Fourthly, the Official Solicitor hasn’t been warned of the pending application so that they will be ready at court to represent her
So a vulnerable woman, with mental health problems, in the immediate aftermath of childbirth will be in Court, reeling from the shock of removal and representing herself at a contested removal hearing.
Forgive me if I don’t think that this is terribly fair.
In addition to that, the legal tests for an Emergency Protection Order are rightly very high, following Re X, and are particularly high when the Court is only hearing one side of the story (as here). Shouldn’t the Court, when making a pre-emptive EPO using the inherent jurisdiction have to meet an even higher burden on the evidence than Re X?
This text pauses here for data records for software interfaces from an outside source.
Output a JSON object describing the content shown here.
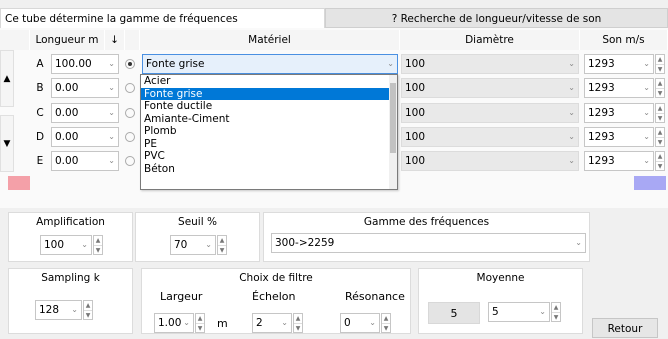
{
  "tabs": [
    {
      "label": "Ce tube détermine la gamme de fréquences"
    },
    {
      "label": "? Recherche de longueur/vitesse de son"
    }
  ],
  "grid": {
    "headers": {
      "longueur": "Longueur m",
      "sort": "↓",
      "materiel": "Matériel",
      "diametre": "Diamètre",
      "son": "Son m/s"
    },
    "rows": [
      {
        "label": "A",
        "longueur": "100.00",
        "materiel": "Fonte grise",
        "diametre": "100",
        "son": "1293"
      },
      {
        "label": "B",
        "longueur": "0.00",
        "materiel": "",
        "diametre": "100",
        "son": "1293"
      },
      {
        "label": "C",
        "longueur": "0.00",
        "materiel": "",
        "diametre": "100",
        "son": "1293"
      },
      {
        "label": "D",
        "longueur": "0.00",
        "materiel": "",
        "diametre": "100",
        "son": "1293"
      },
      {
        "label": "E",
        "longueur": "0.00",
        "materiel": "",
        "diametre": "100",
        "son": "1293"
      }
    ],
    "selected_row": "A"
  },
  "dropdown": {
    "options": [
      "Acier",
      "Fonte grise",
      "Fonte ductile",
      "Amiante-Ciment",
      "Plomb",
      "PE",
      "PVC",
      "Béton"
    ],
    "selected": "Fonte grise"
  },
  "controls": {
    "amplification": {
      "label": "Amplification",
      "value": "100"
    },
    "seuil": {
      "label": "Seuil %",
      "value": "70"
    },
    "gamme": {
      "label": "Gamme des fréquences",
      "value": "300->2259"
    },
    "sampling": {
      "label": "Sampling k",
      "value": "128"
    },
    "filtre": {
      "label": "Choix de filtre",
      "largeur": {
        "label": "Largeur",
        "value": "1.00",
        "unit": "m"
      },
      "echelon": {
        "label": "Échelon",
        "value": "2"
      },
      "resonance": {
        "label": "Résonance",
        "value": "0"
      }
    },
    "moyenne": {
      "label": "Moyenne",
      "display": "5",
      "value": "5"
    },
    "retour": "Retour"
  },
  "colors": {
    "accent": "#0078d7",
    "red_block": "#f4a0a8",
    "blue_block": "#a8a8f4"
  }
}
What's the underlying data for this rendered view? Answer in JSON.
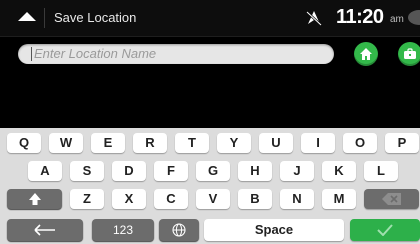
{
  "header": {
    "title": "Save Location",
    "time": "11:20",
    "ampm": "am"
  },
  "search": {
    "placeholder": "Enter Location Name"
  },
  "keyboard": {
    "row1": [
      "Q",
      "W",
      "E",
      "R",
      "T",
      "Y",
      "U",
      "I",
      "O",
      "P"
    ],
    "row2": [
      "A",
      "S",
      "D",
      "F",
      "G",
      "H",
      "J",
      "K",
      "L"
    ],
    "row3": [
      "Z",
      "X",
      "C",
      "V",
      "B",
      "N",
      "M"
    ],
    "numbers_label": "123",
    "space_label": "Space"
  },
  "icons": {
    "back": "back-arrow-icon",
    "gps": "gps-off-icon",
    "sound": "speech-bubble-icon",
    "home": "home-icon",
    "work": "briefcase-icon",
    "shift": "shift-up-icon",
    "delete": "backspace-icon",
    "left": "left-arrow-icon",
    "globe": "globe-icon",
    "done": "checkmark-icon"
  },
  "colors": {
    "accent": "#2db04a",
    "key": "#ffffff",
    "keyboard_bg": "#dcdcdc",
    "dark_key": "#6c6c6c"
  }
}
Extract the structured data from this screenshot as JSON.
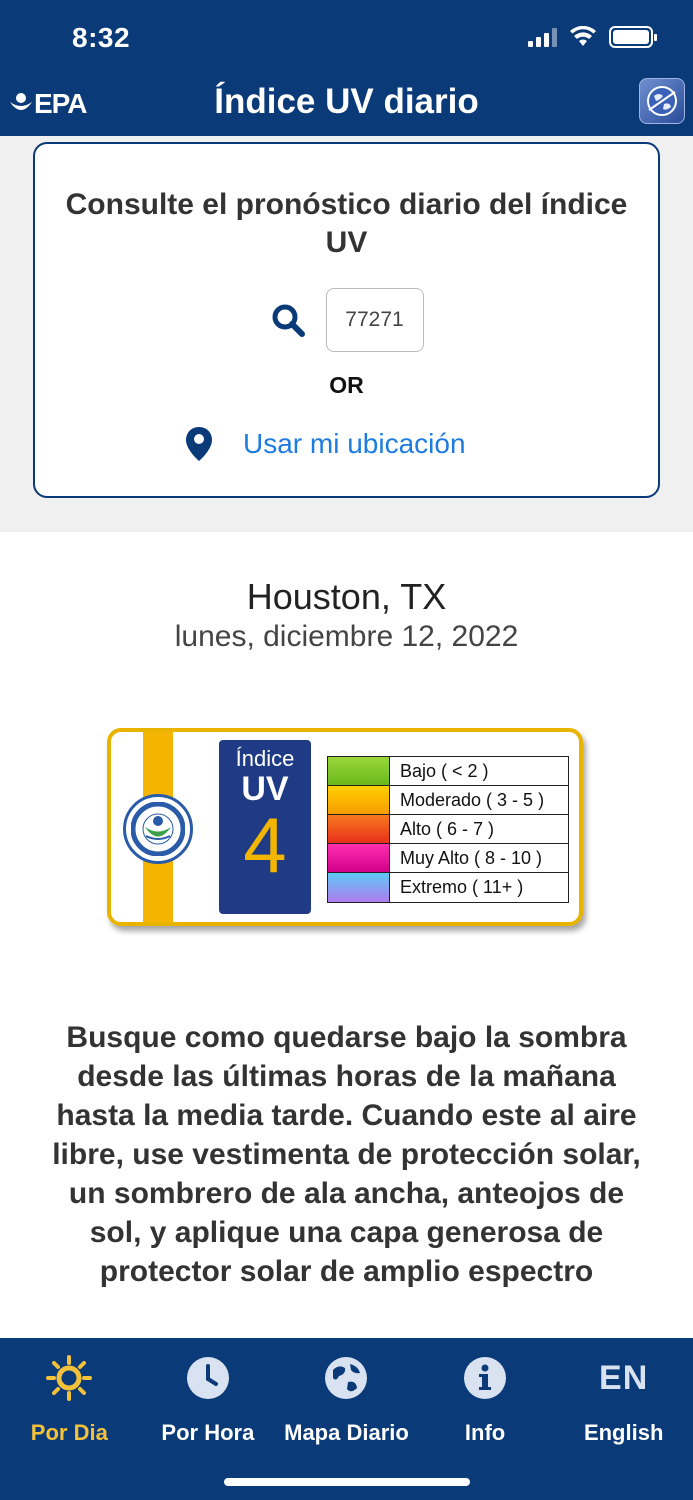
{
  "status": {
    "time": "8:32"
  },
  "header": {
    "logo": "EPA",
    "title": "Índice UV diario",
    "globe_icon": "globe-icon"
  },
  "search": {
    "heading": "Consulte el pronóstico diario del índice UV",
    "zip_value": "77271",
    "or_label": "OR",
    "location_label": "Usar mi ubicación"
  },
  "forecast": {
    "city": "Houston, TX",
    "date": "lunes, diciembre 12, 2022",
    "uv_badge": {
      "indice_label": "Índice",
      "uv_label": "UV",
      "value": "4",
      "scale": [
        {
          "label": "Bajo ( < 2 )",
          "color": "#7cc526"
        },
        {
          "label": "Moderado  ( 3 - 5 )",
          "color": "#f7b500"
        },
        {
          "label": "Alto  ( 6 - 7 )",
          "color": "#f0541e"
        },
        {
          "label": "Muy Alto  ( 8 - 10 )",
          "color": "#e6198a"
        },
        {
          "label": "Extremo  ( 11+ )",
          "color": "#8a8ff0"
        }
      ]
    },
    "advice": "Busque como quedarse bajo la sombra desde las últimas horas de la mañana hasta la media tarde. Cuando este al aire libre, use vestimenta de protección solar, un sombrero de ala ancha, anteojos de sol, y aplique una capa generosa de protector solar de amplio espectro"
  },
  "tabs": [
    {
      "label": "Por Dia",
      "icon": "sun-icon",
      "active": true
    },
    {
      "label": "Por Hora",
      "icon": "clock-icon",
      "active": false
    },
    {
      "label": "Mapa Diario",
      "icon": "globe-icon",
      "active": false
    },
    {
      "label": "Info",
      "icon": "info-icon",
      "active": false
    },
    {
      "label": "English",
      "icon_text": "EN",
      "active": false
    }
  ],
  "colors": {
    "brand_blue": "#0a3a78",
    "active_tab": "#f4c13b",
    "link": "#1d7ce0",
    "uv_gold": "#f2b600"
  }
}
I don’t blame the LA here – the facts of the case make this a very tricky and difficult decision, and they did place it before a Court for consideration. Nor do I blame the Court, who applied the existing principles, had all of the evidence when I have only seen a flavour of it, and had a hard judgment call to make. But I do think, and I suspect many of my regular readers will think the same, that this mother has not been fairly treated. Is the fact that she would react very very badly to the news of the plan for removal really sufficient to take from her her article 6 right to a fair hearing about that removal?
Do we have a proper system in place for mothers who have profound mental health problems, not least because often their drugs to control their condition aren’t conducive to being taken in pregnancy? Shouldn’t we be doing more? What are the safeguards for people like this mother?
(I don’t think this will be opening floodgates – the 2009 decision was viewed by most lawyers who read it as being something that would only be used in the most dramatic and extreme circumstances. I’m not sure these are those, however. I do honestly think that this case probably justifies more public debate than the C-Section case – at least she had legal representation, even if one could argue that she didn’t get much of a say in it )